Official Betting and Sportsbooks

Official betting has emerged as one of the primary battlefronts in the leagues’ quest to shape US sports gambling policy. Leagues want to be primary stakeholders in legal sports betting and profit from it, ideally via a direct cut of all US wagers. They are willing to concede a lot to make that happen. They have backed off from their previous opposition to gambling, seeking to monetize the sport’s intellectual property through official data and other means.

Several states have mandated that sportsbooks use official data. Some have included a caveat that allows operators to circumvent the data requirement if they can show that such official data is not available on commercially reasonable terms. But even that qualifier doesn’t provide much of a safety net. In fact, the initial terms dictated by the leagues aren’t particularly reasonable to begin with.

In the case of NBA games, for instance, sportsbooks are required to use official data for Tier 1 wagers – those that involve the final score or outcome of the game. That means that Tier 2 wagers – those on in-game events – are not subject to the same data requirements.

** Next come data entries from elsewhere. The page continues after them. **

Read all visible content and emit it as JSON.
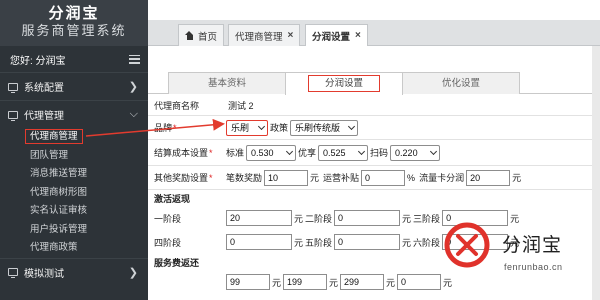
{
  "sidebar": {
    "brand_name": "分润宝",
    "brand_subtitle": "服务商管理系统",
    "greeting": "您好:  分润宝",
    "sections": [
      {
        "label": "系统配置",
        "icon": "monitor-icon"
      },
      {
        "label": "代理管理",
        "icon": "monitor-icon"
      },
      {
        "label": "模拟测试",
        "icon": "monitor-icon"
      }
    ],
    "agent_items": [
      "代理商管理",
      "团队管理",
      "消息推送管理",
      "代理商树形图",
      "实名认证审核",
      "用户投诉管理",
      "代理商政策"
    ]
  },
  "tabs": [
    {
      "label": "首页",
      "icon": "home-icon"
    },
    {
      "label": "代理商管理",
      "close": "×"
    },
    {
      "label": "分润设置",
      "close": "×"
    }
  ],
  "content_tabs": [
    "基本资料",
    "分润设置",
    "优化设置"
  ],
  "form": {
    "agent_name_label": "代理商名称",
    "agent_name_value": "测试 2",
    "brand_label": "品牌",
    "brand_value": "乐刷",
    "policy_label": "政策",
    "policy_value": "乐刷传统版",
    "cost_label": "结算成本设置",
    "standard_label": "标准",
    "standard_value": "0.530",
    "preferred_label": "优享",
    "preferred_value": "0.525",
    "scan_label": "扫码",
    "scan_value": "0.220",
    "reward_label": "其他奖励设置",
    "deal_reward_label": "笔数奖励",
    "deal_reward_value": "10",
    "deal_reward_unit": "元",
    "subsidy_label": "运营补贴",
    "subsidy_value": "0",
    "subsidy_unit": "%",
    "flow_label": "流量卡分润",
    "flow_value": "20",
    "flow_unit": "元",
    "activation_title": "激活返现",
    "stages": [
      {
        "label": "一阶段",
        "value": "20",
        "unit": "元"
      },
      {
        "label": "二阶段",
        "value": "0",
        "unit": "元"
      },
      {
        "label": "三阶段",
        "value": "0",
        "unit": "元"
      },
      {
        "label": "四阶段",
        "value": "0",
        "unit": "元"
      },
      {
        "label": "五阶段",
        "value": "0",
        "unit": "元"
      },
      {
        "label": "六阶段",
        "value": "0",
        "unit": "元"
      }
    ],
    "service_fee_title": "服务费返还",
    "service_fees": [
      {
        "value": "99",
        "unit": "元"
      },
      {
        "value": "199",
        "unit": "元"
      },
      {
        "value": "299",
        "unit": "元"
      },
      {
        "value": "0",
        "unit": "元"
      }
    ],
    "required_mark": "*"
  },
  "watermark": {
    "name": "分润宝",
    "url": "fenrunbao.cn"
  },
  "colors": {
    "sidebar_bg": "#2d3338",
    "highlight": "#e23b2e",
    "logo_red": "#e0322b"
  }
}
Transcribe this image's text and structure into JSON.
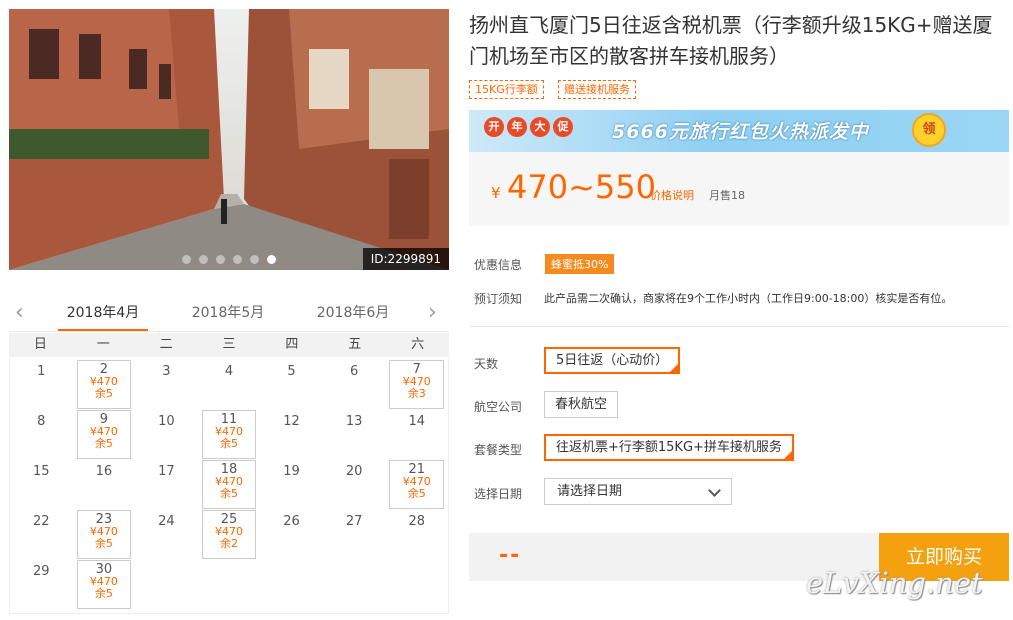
{
  "gallery": {
    "photo_id": "ID:2299891",
    "slide_count": 6,
    "active_slide": 6
  },
  "calendar": {
    "prev_icon": "chevron-left-icon",
    "next_icon": "chevron-right-icon",
    "months": [
      "2018年4月",
      "2018年5月",
      "2018年6月"
    ],
    "active_month": "2018年4月",
    "weekdays": [
      "日",
      "一",
      "二",
      "三",
      "四",
      "五",
      "六"
    ],
    "days": [
      {
        "day": "1"
      },
      {
        "day": "2",
        "price": "¥470",
        "stock": "余5"
      },
      {
        "day": "3"
      },
      {
        "day": "4"
      },
      {
        "day": "5"
      },
      {
        "day": "6"
      },
      {
        "day": "7",
        "price": "¥470",
        "stock": "余3"
      },
      {
        "day": "8"
      },
      {
        "day": "9",
        "price": "¥470",
        "stock": "余5"
      },
      {
        "day": "10"
      },
      {
        "day": "11",
        "price": "¥470",
        "stock": "余5"
      },
      {
        "day": "12"
      },
      {
        "day": "13"
      },
      {
        "day": "14"
      },
      {
        "day": "15"
      },
      {
        "day": "16"
      },
      {
        "day": "17"
      },
      {
        "day": "18",
        "price": "¥470",
        "stock": "余5"
      },
      {
        "day": "19"
      },
      {
        "day": "20"
      },
      {
        "day": "21",
        "price": "¥470",
        "stock": "余5"
      },
      {
        "day": "22"
      },
      {
        "day": "23",
        "price": "¥470",
        "stock": "余5"
      },
      {
        "day": "24"
      },
      {
        "day": "25",
        "price": "¥470",
        "stock": "余2"
      },
      {
        "day": "26"
      },
      {
        "day": "27"
      },
      {
        "day": "28"
      },
      {
        "day": "29"
      },
      {
        "day": "30",
        "price": "¥470",
        "stock": "余5"
      }
    ]
  },
  "product": {
    "title": "扬州直飞厦门5日往返含税机票（行李额升级15KG+赠送厦门机场至市区的散客拼车接机服务）",
    "tags": [
      "15KG行李额",
      "赠送接机服务"
    ],
    "banner": {
      "badge_chars": [
        "开",
        "年",
        "大",
        "促"
      ],
      "text": "5666元旅行红包火热派发中",
      "coupon": "领"
    },
    "currency": "¥",
    "price_range": "470~550",
    "price_note": "价格说明",
    "sold": "月售18"
  },
  "info": {
    "discount_label": "优惠信息",
    "discount_badge": "蜂蜜抵30%",
    "notice_label": "预订须知",
    "notice_text": "此产品需二次确认，商家将在9个工作小时内（工作日9:00-18:00）核实是否有位。"
  },
  "options": {
    "days_label": "天数",
    "days_value": "5日往返（心动价）",
    "airline_label": "航空公司",
    "airline_value": "春秋航空",
    "package_label": "套餐类型",
    "package_value": "往返机票+行李额15KG+拼车接机服务",
    "date_label": "选择日期",
    "date_placeholder": "请选择日期"
  },
  "purchase": {
    "total": "--",
    "buy_label": "立即购买"
  },
  "watermark": "eLvXing.net",
  "colors": {
    "accent": "#ff6600",
    "buy_button": "#f5a00f"
  }
}
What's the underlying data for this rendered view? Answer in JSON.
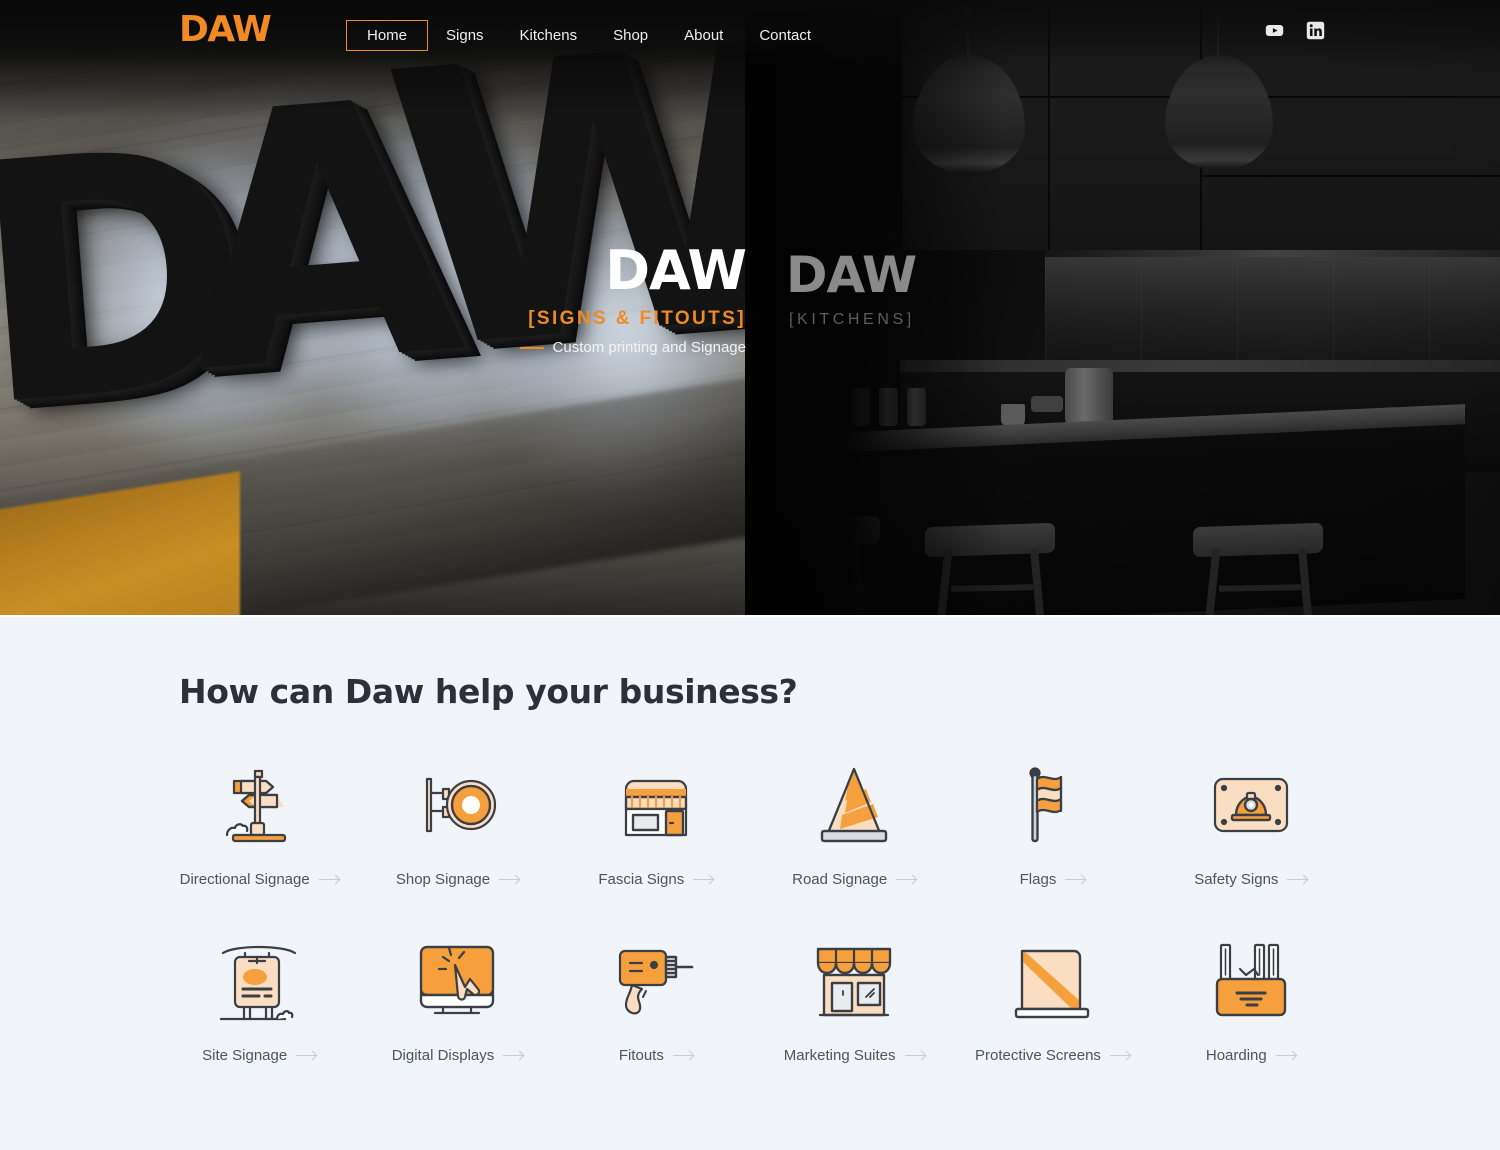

Sportsbooks offer a wide range of bets, including futures and money lines for individual teams. In addition, many sportsbooks offer a variety of props, which are bets on aspects of a game. For example, some bets on championship games will be settled based on the team that immediately lifts the trophy.